→ EXTRACTED RECORDS:
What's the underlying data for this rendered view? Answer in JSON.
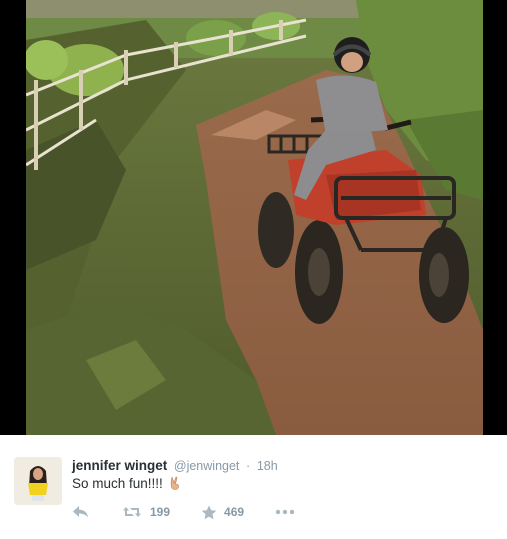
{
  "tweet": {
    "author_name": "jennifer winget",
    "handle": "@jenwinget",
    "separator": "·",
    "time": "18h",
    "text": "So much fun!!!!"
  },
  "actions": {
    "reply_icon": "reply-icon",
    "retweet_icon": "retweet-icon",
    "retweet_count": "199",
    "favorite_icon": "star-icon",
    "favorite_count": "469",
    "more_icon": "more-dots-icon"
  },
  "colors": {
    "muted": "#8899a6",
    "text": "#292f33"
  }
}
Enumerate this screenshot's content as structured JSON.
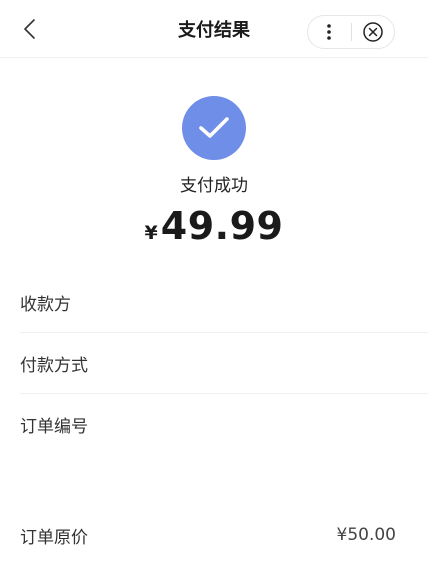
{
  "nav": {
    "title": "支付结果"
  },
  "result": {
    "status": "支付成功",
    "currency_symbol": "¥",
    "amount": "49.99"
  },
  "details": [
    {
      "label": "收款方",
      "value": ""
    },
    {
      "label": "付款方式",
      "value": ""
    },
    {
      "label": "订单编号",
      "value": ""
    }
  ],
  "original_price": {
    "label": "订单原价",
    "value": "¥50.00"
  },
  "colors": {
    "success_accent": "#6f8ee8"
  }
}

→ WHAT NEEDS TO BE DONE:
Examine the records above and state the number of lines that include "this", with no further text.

→ EXERCISE OUTPUT:
2